What is being asked: Reproduce every record below, character by character.

App and web page records:
---------------
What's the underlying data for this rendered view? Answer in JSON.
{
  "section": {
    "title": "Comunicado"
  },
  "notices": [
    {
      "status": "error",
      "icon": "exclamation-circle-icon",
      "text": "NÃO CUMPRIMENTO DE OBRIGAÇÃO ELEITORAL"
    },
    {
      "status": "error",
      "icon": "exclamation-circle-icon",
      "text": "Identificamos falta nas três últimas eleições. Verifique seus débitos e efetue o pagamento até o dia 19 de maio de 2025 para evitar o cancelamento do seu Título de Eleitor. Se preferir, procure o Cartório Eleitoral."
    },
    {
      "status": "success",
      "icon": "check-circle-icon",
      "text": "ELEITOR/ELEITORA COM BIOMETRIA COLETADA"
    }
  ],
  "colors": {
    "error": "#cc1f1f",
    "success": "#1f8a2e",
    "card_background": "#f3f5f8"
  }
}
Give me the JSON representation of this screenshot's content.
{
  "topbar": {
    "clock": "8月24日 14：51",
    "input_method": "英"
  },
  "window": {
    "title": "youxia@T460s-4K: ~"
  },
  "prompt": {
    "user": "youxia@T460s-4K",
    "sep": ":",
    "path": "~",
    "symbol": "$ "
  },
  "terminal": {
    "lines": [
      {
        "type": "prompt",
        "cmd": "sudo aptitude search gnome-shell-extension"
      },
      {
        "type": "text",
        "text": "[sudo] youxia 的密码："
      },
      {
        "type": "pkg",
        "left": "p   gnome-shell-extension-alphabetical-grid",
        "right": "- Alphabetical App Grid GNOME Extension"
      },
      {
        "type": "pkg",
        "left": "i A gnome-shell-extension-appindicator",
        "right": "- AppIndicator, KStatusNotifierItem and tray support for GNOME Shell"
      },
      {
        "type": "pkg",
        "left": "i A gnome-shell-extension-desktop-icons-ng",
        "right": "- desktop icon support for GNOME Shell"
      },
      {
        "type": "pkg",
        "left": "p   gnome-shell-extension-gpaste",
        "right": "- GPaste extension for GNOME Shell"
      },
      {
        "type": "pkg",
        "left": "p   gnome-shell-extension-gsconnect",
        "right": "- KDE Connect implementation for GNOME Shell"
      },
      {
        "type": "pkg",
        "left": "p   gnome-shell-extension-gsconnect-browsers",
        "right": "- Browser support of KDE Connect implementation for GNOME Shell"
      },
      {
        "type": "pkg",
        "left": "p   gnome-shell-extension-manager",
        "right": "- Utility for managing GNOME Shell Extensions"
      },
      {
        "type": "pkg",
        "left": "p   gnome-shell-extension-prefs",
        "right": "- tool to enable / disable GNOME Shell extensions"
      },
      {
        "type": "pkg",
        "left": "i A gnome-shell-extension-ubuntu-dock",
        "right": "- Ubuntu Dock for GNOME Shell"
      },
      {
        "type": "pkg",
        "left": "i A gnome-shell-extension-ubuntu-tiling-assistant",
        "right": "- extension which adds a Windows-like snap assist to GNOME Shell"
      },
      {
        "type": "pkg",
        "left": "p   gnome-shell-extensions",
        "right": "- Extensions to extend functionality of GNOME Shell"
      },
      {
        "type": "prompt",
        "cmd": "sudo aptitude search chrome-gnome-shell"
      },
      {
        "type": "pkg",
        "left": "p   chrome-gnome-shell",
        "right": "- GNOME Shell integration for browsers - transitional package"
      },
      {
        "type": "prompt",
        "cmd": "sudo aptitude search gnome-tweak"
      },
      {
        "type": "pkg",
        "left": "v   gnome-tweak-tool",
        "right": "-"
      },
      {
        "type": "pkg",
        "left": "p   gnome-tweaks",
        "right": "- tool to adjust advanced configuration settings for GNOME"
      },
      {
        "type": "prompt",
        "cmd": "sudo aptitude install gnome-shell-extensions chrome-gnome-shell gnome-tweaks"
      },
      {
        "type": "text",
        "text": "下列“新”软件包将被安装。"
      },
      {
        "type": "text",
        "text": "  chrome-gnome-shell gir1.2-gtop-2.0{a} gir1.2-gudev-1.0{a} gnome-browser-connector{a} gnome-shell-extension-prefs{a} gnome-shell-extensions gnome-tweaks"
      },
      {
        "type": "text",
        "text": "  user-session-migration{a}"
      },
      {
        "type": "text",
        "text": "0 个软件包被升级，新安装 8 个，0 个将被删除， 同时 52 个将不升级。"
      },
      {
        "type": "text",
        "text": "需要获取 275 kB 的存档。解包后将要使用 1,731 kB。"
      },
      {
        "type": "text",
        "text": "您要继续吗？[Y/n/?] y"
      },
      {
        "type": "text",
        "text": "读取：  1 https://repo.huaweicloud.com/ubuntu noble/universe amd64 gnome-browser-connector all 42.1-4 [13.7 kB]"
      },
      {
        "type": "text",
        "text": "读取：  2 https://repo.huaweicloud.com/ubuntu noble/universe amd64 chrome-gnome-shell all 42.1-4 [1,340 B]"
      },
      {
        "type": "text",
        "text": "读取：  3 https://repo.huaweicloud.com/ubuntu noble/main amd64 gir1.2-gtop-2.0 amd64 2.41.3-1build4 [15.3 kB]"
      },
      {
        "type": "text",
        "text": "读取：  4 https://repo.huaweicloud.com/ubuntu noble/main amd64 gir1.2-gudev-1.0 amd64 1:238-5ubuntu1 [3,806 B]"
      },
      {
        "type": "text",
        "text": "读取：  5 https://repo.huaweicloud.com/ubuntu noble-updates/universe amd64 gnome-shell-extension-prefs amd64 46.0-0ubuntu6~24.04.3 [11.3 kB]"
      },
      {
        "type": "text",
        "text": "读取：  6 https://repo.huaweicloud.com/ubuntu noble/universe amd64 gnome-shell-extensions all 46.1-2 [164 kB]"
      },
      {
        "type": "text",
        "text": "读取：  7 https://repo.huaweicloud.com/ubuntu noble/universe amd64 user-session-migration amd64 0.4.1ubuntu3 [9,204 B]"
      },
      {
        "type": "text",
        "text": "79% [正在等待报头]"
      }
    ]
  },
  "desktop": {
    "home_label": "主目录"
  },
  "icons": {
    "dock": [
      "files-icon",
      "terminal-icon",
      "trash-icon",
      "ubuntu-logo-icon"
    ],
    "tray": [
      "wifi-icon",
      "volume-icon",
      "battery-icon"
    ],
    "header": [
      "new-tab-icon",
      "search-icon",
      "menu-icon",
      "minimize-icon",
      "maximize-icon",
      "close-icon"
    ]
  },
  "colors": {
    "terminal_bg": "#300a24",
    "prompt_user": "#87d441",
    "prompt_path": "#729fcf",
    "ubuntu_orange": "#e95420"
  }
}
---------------
Task answer:
What's the underlying data for this rendered view? Answer in JSON.
{
  "section": {
    "title": "Comunicado"
  },
  "notices": [
    {
      "status": "error",
      "icon": "exclamation-circle-icon",
      "text": "NÃO CUMPRIMENTO DE OBRIGAÇÃO ELEITORAL"
    },
    {
      "status": "error",
      "icon": "exclamation-circle-icon",
      "text": "Identificamos falta nas três últimas eleições. Verifique seus débitos e efetue o pagamento até o dia 19 de maio de 2025 para evitar o cancelamento do seu Título de Eleitor. Se preferir, procure o Cartório Eleitoral."
    },
    {
      "status": "success",
      "icon": "check-circle-icon",
      "text": "ELEITOR/ELEITORA COM BIOMETRIA COLETADA"
    }
  ],
  "colors": {
    "error": "#cc1f1f",
    "success": "#1f8a2e",
    "card_background": "#f3f5f8"
  }
}
Give me the JSON representation of this screenshot's content.
{
  "topbar": {
    "clock": "8月24日 14：51",
    "input_method": "英"
  },
  "window": {
    "title": "youxia@T460s-4K: ~"
  },
  "prompt": {
    "user": "youxia@T460s-4K",
    "sep": ":",
    "path": "~",
    "symbol": "$ "
  },
  "terminal": {
    "lines": [
      {
        "type": "prompt",
        "cmd": "sudo aptitude search gnome-shell-extension"
      },
      {
        "type": "text",
        "text": "[sudo] youxia 的密码："
      },
      {
        "type": "pkg",
        "left": "p   gnome-shell-extension-alphabetical-grid",
        "right": "- Alphabetical App Grid GNOME Extension"
      },
      {
        "type": "pkg",
        "left": "i A gnome-shell-extension-appindicator",
        "right": "- AppIndicator, KStatusNotifierItem and tray support for GNOME Shell"
      },
      {
        "type": "pkg",
        "left": "i A gnome-shell-extension-desktop-icons-ng",
        "right": "- desktop icon support for GNOME Shell"
      },
      {
        "type": "pkg",
        "left": "p   gnome-shell-extension-gpaste",
        "right": "- GPaste extension for GNOME Shell"
      },
      {
        "type": "pkg",
        "left": "p   gnome-shell-extension-gsconnect",
        "right": "- KDE Connect implementation for GNOME Shell"
      },
      {
        "type": "pkg",
        "left": "p   gnome-shell-extension-gsconnect-browsers",
        "right": "- Browser support of KDE Connect implementation for GNOME Shell"
      },
      {
        "type": "pkg",
        "left": "p   gnome-shell-extension-manager",
        "right": "- Utility for managing GNOME Shell Extensions"
      },
      {
        "type": "pkg",
        "left": "p   gnome-shell-extension-prefs",
        "right": "- tool to enable / disable GNOME Shell extensions"
      },
      {
        "type": "pkg",
        "left": "i A gnome-shell-extension-ubuntu-dock",
        "right": "- Ubuntu Dock for GNOME Shell"
      },
      {
        "type": "pkg",
        "left": "i A gnome-shell-extension-ubuntu-tiling-assistant",
        "right": "- extension which adds a Windows-like snap assist to GNOME Shell"
      },
      {
        "type": "pkg",
        "left": "p   gnome-shell-extensions",
        "right": "- Extensions to extend functionality of GNOME Shell"
      },
      {
        "type": "prompt",
        "cmd": "sudo aptitude search chrome-gnome-shell"
      },
      {
        "type": "pkg",
        "left": "p   chrome-gnome-shell",
        "right": "- GNOME Shell integration for browsers - transitional package"
      },
      {
        "type": "prompt",
        "cmd": "sudo aptitude search gnome-tweak"
      },
      {
        "type": "pkg",
        "left": "v   gnome-tweak-tool",
        "right": "-"
      },
      {
        "type": "pkg",
        "left": "p   gnome-tweaks",
        "right": "- tool to adjust advanced configuration settings for GNOME"
      },
      {
        "type": "prompt",
        "cmd": "sudo aptitude install gnome-shell-extensions chrome-gnome-shell gnome-tweaks"
      },
      {
        "type": "text",
        "text": "下列“新”软件包将被安装。"
      },
      {
        "type": "text",
        "text": "  chrome-gnome-shell gir1.2-gtop-2.0{a} gir1.2-gudev-1.0{a} gnome-browser-connector{a} gnome-shell-extension-prefs{a} gnome-shell-extensions gnome-tweaks"
      },
      {
        "type": "text",
        "text": "  user-session-migration{a}"
      },
      {
        "type": "text",
        "text": "0 个软件包被升级，新安装 8 个，0 个将被删除， 同时 52 个将不升级。"
      },
      {
        "type": "text",
        "text": "需要获取 275 kB 的存档。解包后将要使用 1,731 kB。"
      },
      {
        "type": "text",
        "text": "您要继续吗？[Y/n/?] y"
      },
      {
        "type": "text",
        "text": "读取：  1 https://repo.huaweicloud.com/ubuntu noble/universe amd64 gnome-browser-connector all 42.1-4 [13.7 kB]"
      },
      {
        "type": "text",
        "text": "读取：  2 https://repo.huaweicloud.com/ubuntu noble/universe amd64 chrome-gnome-shell all 42.1-4 [1,340 B]"
      },
      {
        "type": "text",
        "text": "读取：  3 https://repo.huaweicloud.com/ubuntu noble/main amd64 gir1.2-gtop-2.0 amd64 2.41.3-1build4 [15.3 kB]"
      },
      {
        "type": "text",
        "text": "读取：  4 https://repo.huaweicloud.com/ubuntu noble/main amd64 gir1.2-gudev-1.0 amd64 1:238-5ubuntu1 [3,806 B]"
      },
      {
        "type": "text",
        "text": "读取：  5 https://repo.huaweicloud.com/ubuntu noble-updates/universe amd64 gnome-shell-extension-prefs amd64 46.0-0ubuntu6~24.04.3 [11.3 kB]"
      },
      {
        "type": "text",
        "text": "读取：  6 https://repo.huaweicloud.com/ubuntu noble/universe amd64 gnome-shell-extensions all 46.1-2 [164 kB]"
      },
      {
        "type": "text",
        "text": "读取：  7 https://repo.huaweicloud.com/ubuntu noble/universe amd64 user-session-migration amd64 0.4.1ubuntu3 [9,204 B]"
      },
      {
        "type": "text",
        "text": "79% [正在等待报头]"
      }
    ]
  },
  "desktop": {
    "home_label": "主目录"
  },
  "icons": {
    "dock": [
      "files-icon",
      "terminal-icon",
      "trash-icon",
      "ubuntu-logo-icon"
    ],
    "tray": [
      "wifi-icon",
      "volume-icon",
      "battery-icon"
    ],
    "header": [
      "new-tab-icon",
      "search-icon",
      "menu-icon",
      "minimize-icon",
      "maximize-icon",
      "close-icon"
    ]
  },
  "colors": {
    "terminal_bg": "#300a24",
    "prompt_user": "#87d441",
    "prompt_path": "#729fcf",
    "ubuntu_orange": "#e95420"
  }
}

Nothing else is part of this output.